● What the task requires:
Only the lines with the string "excerpt" are needed; return each of them from the entries below.

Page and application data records
**********

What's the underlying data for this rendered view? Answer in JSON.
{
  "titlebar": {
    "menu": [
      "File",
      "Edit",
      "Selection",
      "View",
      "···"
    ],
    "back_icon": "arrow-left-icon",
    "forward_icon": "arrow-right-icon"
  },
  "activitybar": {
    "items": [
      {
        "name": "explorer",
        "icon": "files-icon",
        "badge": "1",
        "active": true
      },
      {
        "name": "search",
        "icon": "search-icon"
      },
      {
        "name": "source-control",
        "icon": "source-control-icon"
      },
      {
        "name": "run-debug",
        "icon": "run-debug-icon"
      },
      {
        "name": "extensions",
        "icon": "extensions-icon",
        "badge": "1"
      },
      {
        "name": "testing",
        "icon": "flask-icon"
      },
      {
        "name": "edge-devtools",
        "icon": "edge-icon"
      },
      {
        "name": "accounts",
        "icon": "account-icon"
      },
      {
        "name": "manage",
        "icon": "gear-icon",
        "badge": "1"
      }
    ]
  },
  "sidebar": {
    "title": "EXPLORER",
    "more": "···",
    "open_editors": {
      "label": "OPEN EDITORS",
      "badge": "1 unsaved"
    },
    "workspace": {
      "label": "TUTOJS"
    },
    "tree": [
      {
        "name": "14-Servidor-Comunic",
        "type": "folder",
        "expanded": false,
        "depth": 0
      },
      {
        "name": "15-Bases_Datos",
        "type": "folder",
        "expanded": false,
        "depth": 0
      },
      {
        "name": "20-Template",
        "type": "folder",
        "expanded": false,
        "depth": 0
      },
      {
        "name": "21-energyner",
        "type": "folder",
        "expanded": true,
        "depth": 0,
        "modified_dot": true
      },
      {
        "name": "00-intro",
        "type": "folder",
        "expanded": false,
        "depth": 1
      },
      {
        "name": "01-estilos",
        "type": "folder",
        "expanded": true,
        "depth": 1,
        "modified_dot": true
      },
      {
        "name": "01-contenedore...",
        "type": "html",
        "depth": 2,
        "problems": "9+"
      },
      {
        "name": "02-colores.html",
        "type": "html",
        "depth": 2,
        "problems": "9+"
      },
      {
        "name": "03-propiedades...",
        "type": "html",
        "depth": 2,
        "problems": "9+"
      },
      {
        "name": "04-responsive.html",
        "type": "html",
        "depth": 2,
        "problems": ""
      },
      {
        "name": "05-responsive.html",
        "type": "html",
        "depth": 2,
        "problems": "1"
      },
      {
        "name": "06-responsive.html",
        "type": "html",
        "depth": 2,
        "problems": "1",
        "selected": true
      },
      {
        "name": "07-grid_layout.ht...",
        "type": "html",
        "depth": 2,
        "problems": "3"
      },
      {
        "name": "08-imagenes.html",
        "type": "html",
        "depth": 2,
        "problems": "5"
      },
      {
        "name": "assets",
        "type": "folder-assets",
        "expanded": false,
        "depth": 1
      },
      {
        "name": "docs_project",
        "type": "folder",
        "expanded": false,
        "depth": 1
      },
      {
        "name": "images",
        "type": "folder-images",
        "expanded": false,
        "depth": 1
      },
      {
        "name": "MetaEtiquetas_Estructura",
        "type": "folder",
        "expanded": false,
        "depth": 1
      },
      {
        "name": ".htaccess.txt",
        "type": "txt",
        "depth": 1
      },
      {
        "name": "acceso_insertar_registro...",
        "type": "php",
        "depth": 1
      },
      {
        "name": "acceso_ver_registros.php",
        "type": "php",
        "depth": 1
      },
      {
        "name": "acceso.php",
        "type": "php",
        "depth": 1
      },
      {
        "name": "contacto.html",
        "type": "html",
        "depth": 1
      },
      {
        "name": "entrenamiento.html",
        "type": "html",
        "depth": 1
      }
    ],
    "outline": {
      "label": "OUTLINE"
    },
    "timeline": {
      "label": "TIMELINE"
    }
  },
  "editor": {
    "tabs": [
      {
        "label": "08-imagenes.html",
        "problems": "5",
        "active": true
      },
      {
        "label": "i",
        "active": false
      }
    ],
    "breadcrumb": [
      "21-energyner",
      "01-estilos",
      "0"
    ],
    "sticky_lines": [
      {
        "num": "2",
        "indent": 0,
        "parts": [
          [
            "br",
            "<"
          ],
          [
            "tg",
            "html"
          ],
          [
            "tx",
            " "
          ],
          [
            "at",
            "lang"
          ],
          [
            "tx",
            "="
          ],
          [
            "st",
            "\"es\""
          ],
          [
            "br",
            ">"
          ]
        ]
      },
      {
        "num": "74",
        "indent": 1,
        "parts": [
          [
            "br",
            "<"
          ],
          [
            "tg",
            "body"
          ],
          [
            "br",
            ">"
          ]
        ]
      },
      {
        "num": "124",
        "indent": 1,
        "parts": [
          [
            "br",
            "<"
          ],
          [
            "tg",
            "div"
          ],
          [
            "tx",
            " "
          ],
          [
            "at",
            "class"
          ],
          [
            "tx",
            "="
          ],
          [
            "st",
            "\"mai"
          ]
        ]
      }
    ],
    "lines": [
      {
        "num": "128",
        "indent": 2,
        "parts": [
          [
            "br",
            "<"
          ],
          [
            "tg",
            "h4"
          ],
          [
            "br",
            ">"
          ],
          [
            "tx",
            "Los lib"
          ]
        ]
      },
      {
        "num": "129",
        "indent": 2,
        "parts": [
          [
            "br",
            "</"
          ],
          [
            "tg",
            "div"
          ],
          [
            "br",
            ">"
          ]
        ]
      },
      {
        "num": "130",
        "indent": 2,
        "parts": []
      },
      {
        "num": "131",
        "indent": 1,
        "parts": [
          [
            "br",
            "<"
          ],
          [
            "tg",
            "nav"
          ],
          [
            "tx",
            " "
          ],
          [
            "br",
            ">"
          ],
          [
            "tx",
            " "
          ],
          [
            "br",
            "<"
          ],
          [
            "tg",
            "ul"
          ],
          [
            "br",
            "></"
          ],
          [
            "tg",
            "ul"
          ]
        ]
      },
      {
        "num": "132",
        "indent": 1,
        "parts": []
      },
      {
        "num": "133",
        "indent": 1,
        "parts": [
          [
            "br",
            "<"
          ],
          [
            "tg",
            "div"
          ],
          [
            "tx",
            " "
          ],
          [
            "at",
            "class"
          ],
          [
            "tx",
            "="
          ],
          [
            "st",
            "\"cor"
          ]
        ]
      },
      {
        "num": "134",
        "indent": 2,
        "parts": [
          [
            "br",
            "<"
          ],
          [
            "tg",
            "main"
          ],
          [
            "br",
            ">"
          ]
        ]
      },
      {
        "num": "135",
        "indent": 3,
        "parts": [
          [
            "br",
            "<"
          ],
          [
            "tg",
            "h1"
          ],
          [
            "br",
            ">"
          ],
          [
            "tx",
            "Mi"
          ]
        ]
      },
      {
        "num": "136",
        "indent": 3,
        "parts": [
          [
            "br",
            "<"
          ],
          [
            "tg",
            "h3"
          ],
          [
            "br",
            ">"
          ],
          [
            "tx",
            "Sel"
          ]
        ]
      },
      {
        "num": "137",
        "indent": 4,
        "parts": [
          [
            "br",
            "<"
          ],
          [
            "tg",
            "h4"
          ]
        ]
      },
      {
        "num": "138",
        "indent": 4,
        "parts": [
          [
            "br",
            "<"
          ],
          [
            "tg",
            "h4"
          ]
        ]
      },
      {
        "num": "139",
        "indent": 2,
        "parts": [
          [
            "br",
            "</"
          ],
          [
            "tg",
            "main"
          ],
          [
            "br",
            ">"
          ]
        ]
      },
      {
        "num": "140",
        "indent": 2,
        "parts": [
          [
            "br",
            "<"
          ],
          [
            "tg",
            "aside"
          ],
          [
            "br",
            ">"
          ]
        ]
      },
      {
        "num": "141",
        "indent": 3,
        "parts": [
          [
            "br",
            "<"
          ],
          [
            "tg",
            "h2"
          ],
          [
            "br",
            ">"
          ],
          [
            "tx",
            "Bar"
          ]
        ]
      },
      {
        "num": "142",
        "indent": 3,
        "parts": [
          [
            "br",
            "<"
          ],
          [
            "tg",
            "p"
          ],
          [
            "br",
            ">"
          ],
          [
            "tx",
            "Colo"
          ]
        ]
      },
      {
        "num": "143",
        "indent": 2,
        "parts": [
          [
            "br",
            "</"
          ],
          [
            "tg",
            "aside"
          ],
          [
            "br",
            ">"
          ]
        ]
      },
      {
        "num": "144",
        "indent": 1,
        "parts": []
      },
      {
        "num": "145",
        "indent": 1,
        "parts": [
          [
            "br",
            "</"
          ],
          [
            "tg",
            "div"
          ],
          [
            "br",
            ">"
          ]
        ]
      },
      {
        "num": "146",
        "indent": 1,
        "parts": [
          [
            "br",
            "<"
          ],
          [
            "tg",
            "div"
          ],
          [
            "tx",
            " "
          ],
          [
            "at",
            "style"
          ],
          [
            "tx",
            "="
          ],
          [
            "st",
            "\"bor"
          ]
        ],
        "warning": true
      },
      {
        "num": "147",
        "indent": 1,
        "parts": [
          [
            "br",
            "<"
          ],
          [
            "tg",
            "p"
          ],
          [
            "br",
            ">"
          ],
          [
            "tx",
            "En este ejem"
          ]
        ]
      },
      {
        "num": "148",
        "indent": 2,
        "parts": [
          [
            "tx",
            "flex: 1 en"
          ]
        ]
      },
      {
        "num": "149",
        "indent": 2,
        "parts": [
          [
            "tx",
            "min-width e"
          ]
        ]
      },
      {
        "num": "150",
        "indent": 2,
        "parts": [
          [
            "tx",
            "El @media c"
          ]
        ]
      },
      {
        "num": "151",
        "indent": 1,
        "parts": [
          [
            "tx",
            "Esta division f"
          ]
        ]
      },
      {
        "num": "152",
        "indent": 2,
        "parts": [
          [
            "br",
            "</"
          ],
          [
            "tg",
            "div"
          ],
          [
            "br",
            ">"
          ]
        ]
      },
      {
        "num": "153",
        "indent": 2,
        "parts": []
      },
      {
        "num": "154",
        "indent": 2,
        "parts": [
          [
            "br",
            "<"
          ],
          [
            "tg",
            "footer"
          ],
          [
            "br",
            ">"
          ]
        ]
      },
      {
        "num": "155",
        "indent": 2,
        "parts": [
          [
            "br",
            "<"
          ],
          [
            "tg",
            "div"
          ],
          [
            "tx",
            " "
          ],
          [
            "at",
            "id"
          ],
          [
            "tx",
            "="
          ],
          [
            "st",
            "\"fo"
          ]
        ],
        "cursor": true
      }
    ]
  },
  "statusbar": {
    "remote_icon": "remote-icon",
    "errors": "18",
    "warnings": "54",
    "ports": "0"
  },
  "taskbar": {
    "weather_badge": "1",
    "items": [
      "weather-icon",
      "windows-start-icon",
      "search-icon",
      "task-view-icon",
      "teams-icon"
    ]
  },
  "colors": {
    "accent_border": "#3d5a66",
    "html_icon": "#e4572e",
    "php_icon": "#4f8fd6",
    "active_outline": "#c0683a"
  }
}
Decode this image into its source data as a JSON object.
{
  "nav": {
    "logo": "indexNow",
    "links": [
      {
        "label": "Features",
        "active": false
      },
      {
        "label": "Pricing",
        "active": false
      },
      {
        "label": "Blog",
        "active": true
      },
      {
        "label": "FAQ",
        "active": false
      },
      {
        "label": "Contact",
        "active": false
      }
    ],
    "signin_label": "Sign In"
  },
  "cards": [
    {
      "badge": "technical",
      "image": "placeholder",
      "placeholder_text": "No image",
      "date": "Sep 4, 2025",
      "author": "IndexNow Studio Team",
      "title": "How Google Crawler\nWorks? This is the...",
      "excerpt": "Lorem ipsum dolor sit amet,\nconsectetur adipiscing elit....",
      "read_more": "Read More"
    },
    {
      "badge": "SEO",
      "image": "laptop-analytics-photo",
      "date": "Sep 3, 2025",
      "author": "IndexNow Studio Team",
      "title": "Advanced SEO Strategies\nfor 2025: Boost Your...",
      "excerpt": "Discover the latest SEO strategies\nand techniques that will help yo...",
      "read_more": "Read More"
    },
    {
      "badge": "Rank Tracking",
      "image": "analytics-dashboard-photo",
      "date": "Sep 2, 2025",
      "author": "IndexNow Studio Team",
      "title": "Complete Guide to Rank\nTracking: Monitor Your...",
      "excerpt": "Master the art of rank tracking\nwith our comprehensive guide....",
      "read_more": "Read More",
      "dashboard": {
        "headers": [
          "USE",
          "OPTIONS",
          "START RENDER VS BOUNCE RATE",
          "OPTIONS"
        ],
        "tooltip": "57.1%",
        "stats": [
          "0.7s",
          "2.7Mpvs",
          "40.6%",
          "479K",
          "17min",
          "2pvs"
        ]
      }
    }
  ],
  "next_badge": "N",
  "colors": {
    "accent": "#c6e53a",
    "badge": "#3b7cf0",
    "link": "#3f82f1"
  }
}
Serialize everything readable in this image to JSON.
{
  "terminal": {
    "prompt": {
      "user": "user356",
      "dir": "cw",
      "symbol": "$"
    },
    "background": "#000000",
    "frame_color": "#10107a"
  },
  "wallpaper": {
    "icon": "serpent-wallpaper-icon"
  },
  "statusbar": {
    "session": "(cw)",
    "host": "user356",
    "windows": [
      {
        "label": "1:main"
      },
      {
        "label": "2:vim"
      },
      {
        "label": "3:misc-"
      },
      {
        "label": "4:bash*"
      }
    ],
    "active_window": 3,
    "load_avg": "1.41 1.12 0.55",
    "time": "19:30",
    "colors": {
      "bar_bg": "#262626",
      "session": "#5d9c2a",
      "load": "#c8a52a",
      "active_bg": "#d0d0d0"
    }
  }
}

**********

● Solution for this task:
      "excerpt": "Lorem ipsum dolor sit amet,\nconsectetur adipiscing elit....",
      "excerpt": "Discover the latest SEO strategies\nand techniques that will help yo...",
      "excerpt": "Master the art of rank tracking\nwith our comprehensive guide....",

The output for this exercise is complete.